INSTRUCTIONS TO FOLLOW: From the listing below, pull out the lines that hold "title".

DATA FOR REVIEW:
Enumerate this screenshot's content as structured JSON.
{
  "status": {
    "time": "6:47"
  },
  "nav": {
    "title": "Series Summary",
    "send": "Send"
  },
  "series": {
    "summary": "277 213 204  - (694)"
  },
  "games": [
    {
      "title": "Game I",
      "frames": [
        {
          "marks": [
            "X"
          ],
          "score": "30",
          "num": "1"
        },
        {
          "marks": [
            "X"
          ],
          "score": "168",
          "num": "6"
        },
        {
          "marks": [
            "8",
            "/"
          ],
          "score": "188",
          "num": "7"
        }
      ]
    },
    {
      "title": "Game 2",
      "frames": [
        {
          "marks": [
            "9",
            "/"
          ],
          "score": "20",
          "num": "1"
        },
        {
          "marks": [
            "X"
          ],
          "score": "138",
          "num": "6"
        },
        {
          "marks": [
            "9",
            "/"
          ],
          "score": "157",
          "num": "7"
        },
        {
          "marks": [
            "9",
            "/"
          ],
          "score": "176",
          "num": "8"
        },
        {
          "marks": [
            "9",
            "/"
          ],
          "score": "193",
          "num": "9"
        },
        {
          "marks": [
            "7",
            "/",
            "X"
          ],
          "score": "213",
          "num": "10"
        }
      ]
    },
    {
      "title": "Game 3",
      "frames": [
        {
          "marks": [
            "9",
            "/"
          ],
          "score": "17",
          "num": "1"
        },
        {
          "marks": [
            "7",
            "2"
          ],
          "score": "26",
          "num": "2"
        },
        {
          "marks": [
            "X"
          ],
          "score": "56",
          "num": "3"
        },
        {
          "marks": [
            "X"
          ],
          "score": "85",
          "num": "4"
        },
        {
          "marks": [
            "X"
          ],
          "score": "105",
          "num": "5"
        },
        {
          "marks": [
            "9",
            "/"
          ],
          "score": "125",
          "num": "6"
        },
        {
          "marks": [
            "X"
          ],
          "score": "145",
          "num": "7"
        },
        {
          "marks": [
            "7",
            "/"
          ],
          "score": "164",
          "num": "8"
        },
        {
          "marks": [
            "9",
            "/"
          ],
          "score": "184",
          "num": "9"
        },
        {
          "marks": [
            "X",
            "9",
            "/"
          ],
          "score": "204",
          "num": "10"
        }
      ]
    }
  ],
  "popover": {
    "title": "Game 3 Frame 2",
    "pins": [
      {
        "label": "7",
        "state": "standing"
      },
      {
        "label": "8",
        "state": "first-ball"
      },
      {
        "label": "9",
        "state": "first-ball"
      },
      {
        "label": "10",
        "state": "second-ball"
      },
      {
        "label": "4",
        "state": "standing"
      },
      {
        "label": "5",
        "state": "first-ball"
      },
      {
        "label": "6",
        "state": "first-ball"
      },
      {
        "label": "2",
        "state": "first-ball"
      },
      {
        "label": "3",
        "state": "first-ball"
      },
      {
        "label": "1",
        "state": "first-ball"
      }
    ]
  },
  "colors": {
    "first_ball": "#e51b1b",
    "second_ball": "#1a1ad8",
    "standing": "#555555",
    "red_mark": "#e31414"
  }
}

WRITTEN SOLUTION:
    "title": "Series Summary",
      "title": "Game I",
      "title": "Game 2",
      "title": "Game 3",
    "title": "Game 3 Frame 2",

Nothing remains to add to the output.